Copy all records exactly, excluding images.

--------------------------------

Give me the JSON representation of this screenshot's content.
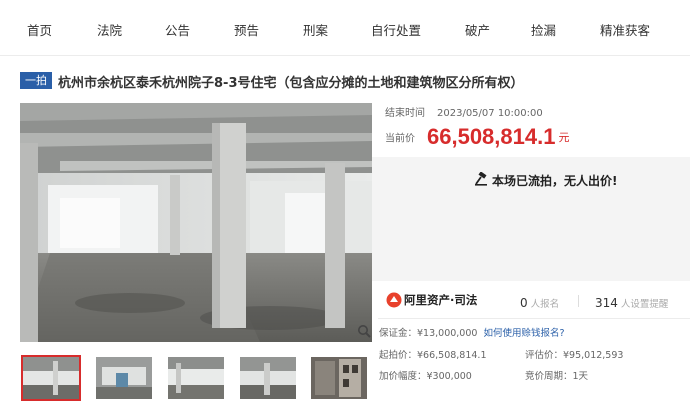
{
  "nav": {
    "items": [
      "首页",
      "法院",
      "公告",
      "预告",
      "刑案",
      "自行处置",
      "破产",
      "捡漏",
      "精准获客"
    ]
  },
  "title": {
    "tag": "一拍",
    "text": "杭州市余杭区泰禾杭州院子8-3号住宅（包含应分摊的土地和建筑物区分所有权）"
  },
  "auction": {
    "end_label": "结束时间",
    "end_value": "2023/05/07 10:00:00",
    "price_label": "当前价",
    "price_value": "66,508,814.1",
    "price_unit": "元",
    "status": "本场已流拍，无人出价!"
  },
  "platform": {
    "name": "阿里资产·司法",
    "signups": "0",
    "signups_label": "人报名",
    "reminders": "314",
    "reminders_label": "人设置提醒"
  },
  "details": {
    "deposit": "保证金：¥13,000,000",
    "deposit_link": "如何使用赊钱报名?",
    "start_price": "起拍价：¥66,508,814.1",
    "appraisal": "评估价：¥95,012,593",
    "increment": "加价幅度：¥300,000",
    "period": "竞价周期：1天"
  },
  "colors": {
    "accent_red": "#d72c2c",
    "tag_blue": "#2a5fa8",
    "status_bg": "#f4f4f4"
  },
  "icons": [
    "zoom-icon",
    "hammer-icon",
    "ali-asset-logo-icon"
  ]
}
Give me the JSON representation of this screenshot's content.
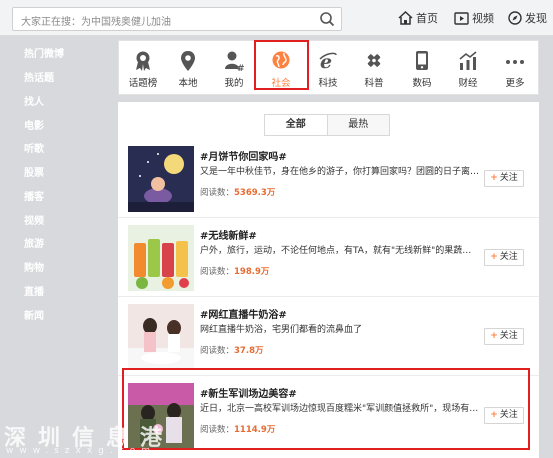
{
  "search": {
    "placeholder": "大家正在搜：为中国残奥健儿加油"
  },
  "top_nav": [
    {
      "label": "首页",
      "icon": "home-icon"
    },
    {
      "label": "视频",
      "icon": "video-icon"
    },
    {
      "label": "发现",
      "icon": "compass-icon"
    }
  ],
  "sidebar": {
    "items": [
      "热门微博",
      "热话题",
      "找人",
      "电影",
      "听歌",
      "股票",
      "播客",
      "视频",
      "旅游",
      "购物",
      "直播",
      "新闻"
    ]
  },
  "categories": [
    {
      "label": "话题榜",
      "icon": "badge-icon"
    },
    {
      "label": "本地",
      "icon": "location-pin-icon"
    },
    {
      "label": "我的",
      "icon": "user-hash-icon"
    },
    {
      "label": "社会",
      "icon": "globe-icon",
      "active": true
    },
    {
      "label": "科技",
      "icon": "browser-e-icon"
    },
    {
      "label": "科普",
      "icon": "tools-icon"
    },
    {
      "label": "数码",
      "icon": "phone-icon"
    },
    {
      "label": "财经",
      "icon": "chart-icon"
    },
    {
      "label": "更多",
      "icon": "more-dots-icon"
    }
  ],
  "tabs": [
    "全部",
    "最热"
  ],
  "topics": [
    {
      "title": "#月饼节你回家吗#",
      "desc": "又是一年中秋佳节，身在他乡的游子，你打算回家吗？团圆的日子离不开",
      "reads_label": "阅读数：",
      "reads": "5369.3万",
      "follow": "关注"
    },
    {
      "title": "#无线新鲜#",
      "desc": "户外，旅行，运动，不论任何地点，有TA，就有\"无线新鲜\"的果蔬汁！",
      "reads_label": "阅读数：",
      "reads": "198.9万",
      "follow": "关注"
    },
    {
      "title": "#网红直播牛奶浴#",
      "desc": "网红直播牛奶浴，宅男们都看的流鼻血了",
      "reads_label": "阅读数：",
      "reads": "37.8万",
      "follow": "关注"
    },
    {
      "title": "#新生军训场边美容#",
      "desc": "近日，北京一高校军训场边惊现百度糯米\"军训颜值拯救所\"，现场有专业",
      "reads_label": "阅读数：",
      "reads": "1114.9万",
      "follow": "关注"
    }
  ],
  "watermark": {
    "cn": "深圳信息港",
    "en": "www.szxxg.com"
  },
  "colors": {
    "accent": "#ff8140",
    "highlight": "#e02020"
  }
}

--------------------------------

RESULT FOR THIS EXERCISE »
Give me the JSON representation of this screenshot's content.
{
  "nav": {
    "items": [
      "首页",
      "法院",
      "公告",
      "预告",
      "刑案",
      "自行处置",
      "破产",
      "捡漏",
      "精准获客"
    ]
  },
  "title": {
    "tag": "一拍",
    "text": "杭州市余杭区泰禾杭州院子8-3号住宅（包含应分摊的土地和建筑物区分所有权）"
  },
  "auction": {
    "end_label": "结束时间",
    "end_value": "2023/05/07 10:00:00",
    "price_label": "当前价",
    "price_value": "66,508,814.1",
    "price_unit": "元",
    "status": "本场已流拍，无人出价!"
  },
  "platform": {
    "name": "阿里资产·司法",
    "signups": "0",
    "signups_label": "人报名",
    "reminders": "314",
    "reminders_label": "人设置提醒"
  },
  "details": {
    "deposit": "保证金：¥13,000,000",
    "deposit_link": "如何使用赊钱报名?",
    "start_price": "起拍价：¥66,508,814.1",
    "appraisal": "评估价：¥95,012,593",
    "increment": "加价幅度：¥300,000",
    "period": "竞价周期：1天"
  },
  "colors": {
    "accent_red": "#d72c2c",
    "tag_blue": "#2a5fa8",
    "status_bg": "#f4f4f4"
  },
  "icons": [
    "zoom-icon",
    "hammer-icon",
    "ali-asset-logo-icon"
  ]
}
Give me the JSON representation of this screenshot's content.
{
  "search": {
    "placeholder": "大家正在搜：为中国残奥健儿加油"
  },
  "top_nav": [
    {
      "label": "首页",
      "icon": "home-icon"
    },
    {
      "label": "视频",
      "icon": "video-icon"
    },
    {
      "label": "发现",
      "icon": "compass-icon"
    }
  ],
  "sidebar": {
    "items": [
      "热门微博",
      "热话题",
      "找人",
      "电影",
      "听歌",
      "股票",
      "播客",
      "视频",
      "旅游",
      "购物",
      "直播",
      "新闻"
    ]
  },
  "categories": [
    {
      "label": "话题榜",
      "icon": "badge-icon"
    },
    {
      "label": "本地",
      "icon": "location-pin-icon"
    },
    {
      "label": "我的",
      "icon": "user-hash-icon"
    },
    {
      "label": "社会",
      "icon": "globe-icon",
      "active": true
    },
    {
      "label": "科技",
      "icon": "browser-e-icon"
    },
    {
      "label": "科普",
      "icon": "tools-icon"
    },
    {
      "label": "数码",
      "icon": "phone-icon"
    },
    {
      "label": "财经",
      "icon": "chart-icon"
    },
    {
      "label": "更多",
      "icon": "more-dots-icon"
    }
  ],
  "tabs": [
    "全部",
    "最热"
  ],
  "topics": [
    {
      "title": "#月饼节你回家吗#",
      "desc": "又是一年中秋佳节，身在他乡的游子，你打算回家吗？团圆的日子离不开",
      "reads_label": "阅读数：",
      "reads": "5369.3万",
      "follow": "关注"
    },
    {
      "title": "#无线新鲜#",
      "desc": "户外，旅行，运动，不论任何地点，有TA，就有\"无线新鲜\"的果蔬汁！",
      "reads_label": "阅读数：",
      "reads": "198.9万",
      "follow": "关注"
    },
    {
      "title": "#网红直播牛奶浴#",
      "desc": "网红直播牛奶浴，宅男们都看的流鼻血了",
      "reads_label": "阅读数：",
      "reads": "37.8万",
      "follow": "关注"
    },
    {
      "title": "#新生军训场边美容#",
      "desc": "近日，北京一高校军训场边惊现百度糯米\"军训颜值拯救所\"，现场有专业",
      "reads_label": "阅读数：",
      "reads": "1114.9万",
      "follow": "关注"
    }
  ],
  "watermark": {
    "cn": "深圳信息港",
    "en": "www.szxxg.com"
  },
  "colors": {
    "accent": "#ff8140",
    "highlight": "#e02020"
  }
}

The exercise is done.